→ **Stored entries**

□ □ □

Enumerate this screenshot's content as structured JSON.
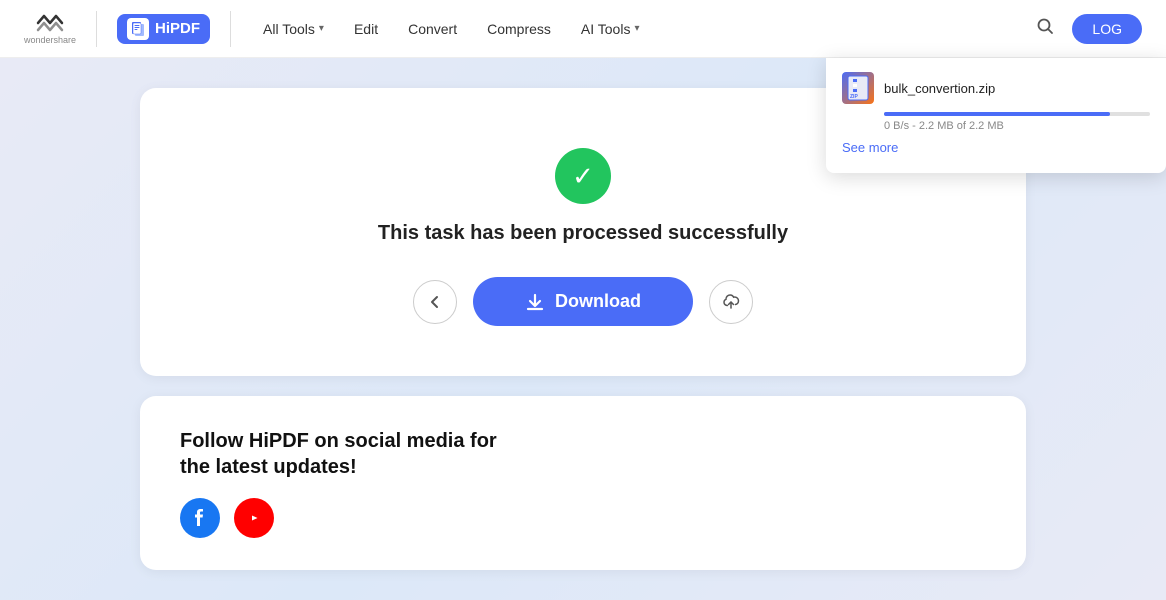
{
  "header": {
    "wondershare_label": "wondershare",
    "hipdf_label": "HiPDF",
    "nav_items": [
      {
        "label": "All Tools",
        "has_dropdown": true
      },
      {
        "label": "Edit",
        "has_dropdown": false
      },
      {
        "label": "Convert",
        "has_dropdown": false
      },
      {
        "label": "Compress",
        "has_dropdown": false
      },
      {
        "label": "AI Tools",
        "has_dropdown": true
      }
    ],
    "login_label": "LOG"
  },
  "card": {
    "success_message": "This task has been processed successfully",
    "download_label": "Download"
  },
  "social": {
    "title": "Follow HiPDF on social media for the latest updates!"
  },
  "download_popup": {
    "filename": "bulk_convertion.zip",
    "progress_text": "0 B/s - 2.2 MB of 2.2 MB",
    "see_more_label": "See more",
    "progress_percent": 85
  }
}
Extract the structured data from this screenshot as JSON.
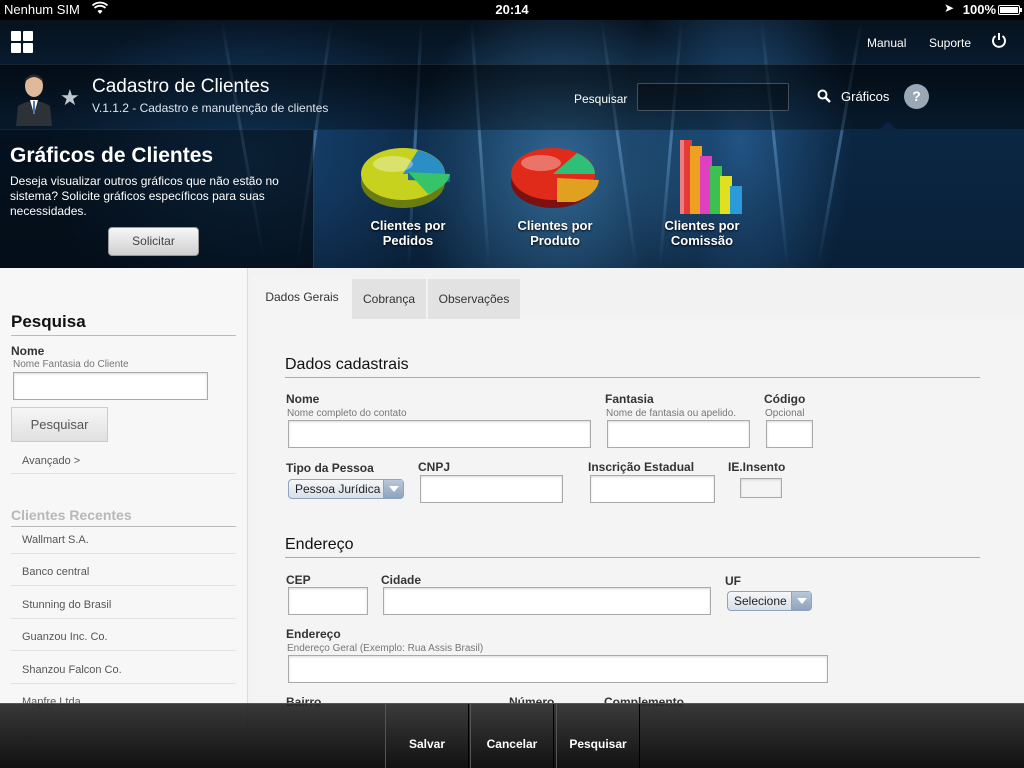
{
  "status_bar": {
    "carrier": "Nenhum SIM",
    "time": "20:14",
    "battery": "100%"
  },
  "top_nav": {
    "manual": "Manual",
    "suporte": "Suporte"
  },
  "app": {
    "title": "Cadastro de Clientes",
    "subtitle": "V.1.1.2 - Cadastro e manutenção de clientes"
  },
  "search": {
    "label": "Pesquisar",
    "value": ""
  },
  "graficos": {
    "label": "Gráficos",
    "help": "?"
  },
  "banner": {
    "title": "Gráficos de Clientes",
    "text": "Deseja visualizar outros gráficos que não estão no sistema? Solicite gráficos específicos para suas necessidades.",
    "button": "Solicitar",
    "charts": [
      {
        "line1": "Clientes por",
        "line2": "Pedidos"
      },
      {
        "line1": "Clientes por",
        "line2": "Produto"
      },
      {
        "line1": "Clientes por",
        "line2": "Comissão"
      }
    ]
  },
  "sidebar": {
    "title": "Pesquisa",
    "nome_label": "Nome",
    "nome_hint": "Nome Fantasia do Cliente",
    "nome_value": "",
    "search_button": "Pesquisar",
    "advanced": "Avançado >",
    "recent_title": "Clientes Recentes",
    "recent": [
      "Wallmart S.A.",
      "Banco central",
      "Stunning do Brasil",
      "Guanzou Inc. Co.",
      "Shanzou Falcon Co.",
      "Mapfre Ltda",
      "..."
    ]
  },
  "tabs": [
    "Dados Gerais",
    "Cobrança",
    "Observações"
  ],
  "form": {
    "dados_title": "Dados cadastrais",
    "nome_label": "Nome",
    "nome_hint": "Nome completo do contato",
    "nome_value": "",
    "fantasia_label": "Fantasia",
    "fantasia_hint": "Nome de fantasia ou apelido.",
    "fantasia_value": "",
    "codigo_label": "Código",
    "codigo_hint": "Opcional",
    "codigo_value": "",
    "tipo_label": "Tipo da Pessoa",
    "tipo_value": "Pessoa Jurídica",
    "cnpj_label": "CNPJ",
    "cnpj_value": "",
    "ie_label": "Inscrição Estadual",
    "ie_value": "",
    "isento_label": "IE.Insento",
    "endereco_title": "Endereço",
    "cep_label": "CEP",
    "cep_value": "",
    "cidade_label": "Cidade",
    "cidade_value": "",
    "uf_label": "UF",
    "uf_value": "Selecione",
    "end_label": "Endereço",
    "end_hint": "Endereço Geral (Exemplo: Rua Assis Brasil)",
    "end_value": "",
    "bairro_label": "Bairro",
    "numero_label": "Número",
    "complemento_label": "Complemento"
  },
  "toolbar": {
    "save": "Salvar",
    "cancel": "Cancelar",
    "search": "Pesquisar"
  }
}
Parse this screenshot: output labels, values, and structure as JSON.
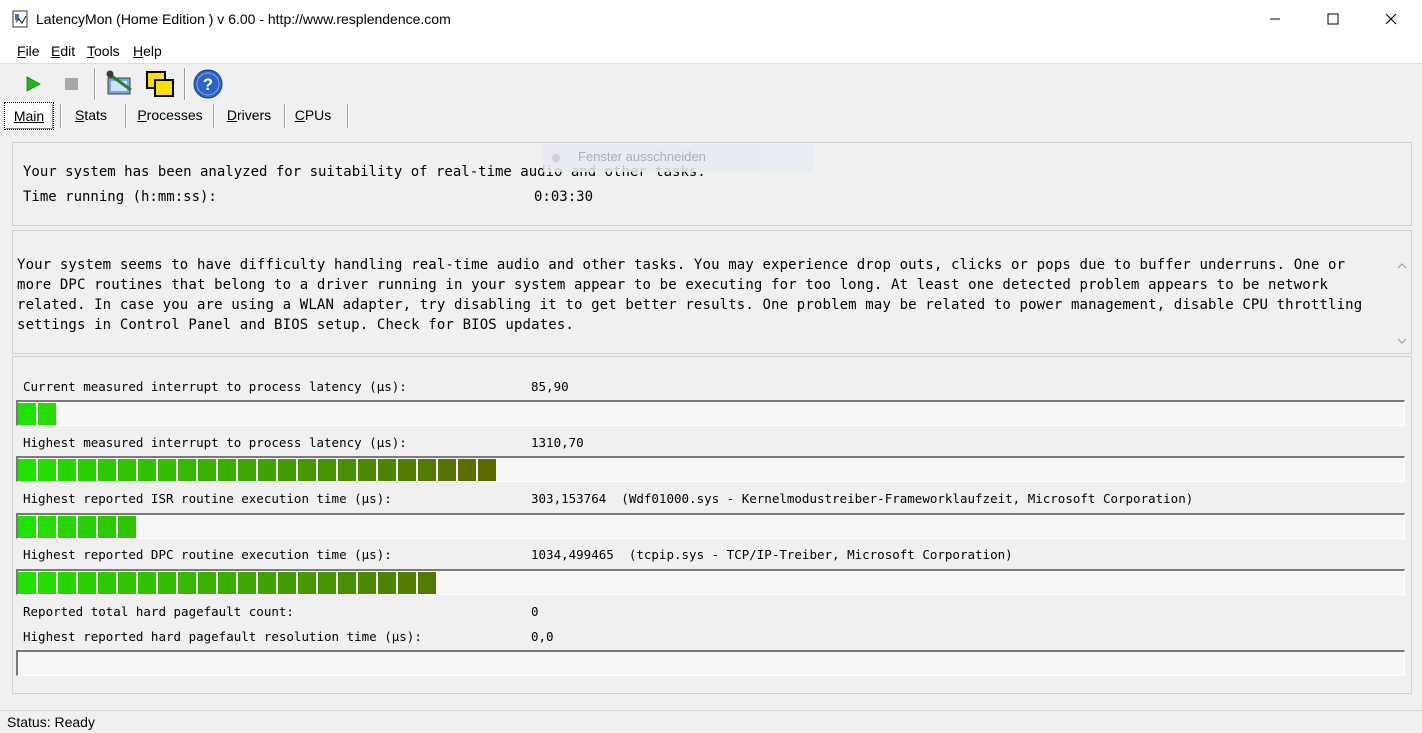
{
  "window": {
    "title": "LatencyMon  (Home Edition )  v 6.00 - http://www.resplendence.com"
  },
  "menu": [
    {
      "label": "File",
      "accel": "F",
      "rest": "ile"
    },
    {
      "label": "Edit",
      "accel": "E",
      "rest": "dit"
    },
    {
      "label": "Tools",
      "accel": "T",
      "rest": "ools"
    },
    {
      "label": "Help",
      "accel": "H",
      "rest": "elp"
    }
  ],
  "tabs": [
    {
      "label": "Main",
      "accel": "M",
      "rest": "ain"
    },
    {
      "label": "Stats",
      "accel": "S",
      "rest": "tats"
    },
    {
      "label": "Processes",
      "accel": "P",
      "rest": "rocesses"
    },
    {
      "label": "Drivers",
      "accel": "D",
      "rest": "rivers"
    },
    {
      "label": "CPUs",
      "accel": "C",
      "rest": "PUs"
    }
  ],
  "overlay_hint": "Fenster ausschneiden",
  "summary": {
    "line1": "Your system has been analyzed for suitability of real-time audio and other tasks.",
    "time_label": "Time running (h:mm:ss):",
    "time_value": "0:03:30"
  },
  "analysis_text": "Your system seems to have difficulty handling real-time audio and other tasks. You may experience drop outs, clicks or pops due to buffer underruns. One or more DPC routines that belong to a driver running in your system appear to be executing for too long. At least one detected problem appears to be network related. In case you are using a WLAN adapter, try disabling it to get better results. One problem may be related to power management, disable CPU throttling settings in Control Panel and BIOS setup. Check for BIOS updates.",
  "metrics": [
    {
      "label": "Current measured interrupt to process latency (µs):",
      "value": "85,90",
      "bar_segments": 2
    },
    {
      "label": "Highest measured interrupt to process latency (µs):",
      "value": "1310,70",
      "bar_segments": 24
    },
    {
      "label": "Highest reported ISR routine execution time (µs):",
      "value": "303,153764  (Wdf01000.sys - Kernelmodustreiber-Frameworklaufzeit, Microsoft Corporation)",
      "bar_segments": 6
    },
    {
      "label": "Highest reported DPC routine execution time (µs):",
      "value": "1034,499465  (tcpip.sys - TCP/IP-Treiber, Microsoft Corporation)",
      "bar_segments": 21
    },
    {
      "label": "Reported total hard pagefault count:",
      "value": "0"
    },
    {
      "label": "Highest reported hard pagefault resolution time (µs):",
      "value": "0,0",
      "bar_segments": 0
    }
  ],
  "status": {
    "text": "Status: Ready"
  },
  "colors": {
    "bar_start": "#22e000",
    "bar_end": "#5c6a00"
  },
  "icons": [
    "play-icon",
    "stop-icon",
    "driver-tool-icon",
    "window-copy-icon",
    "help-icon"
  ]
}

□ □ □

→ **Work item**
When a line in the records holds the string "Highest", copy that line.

→ **Solution below**
      "label": "Highest measured interrupt to process latency (µs):",
      "label": "Highest reported ISR routine execution time (µs):",
      "label": "Highest reported DPC routine execution time (µs):",
      "label": "Highest reported hard pagefault resolution time (µs):",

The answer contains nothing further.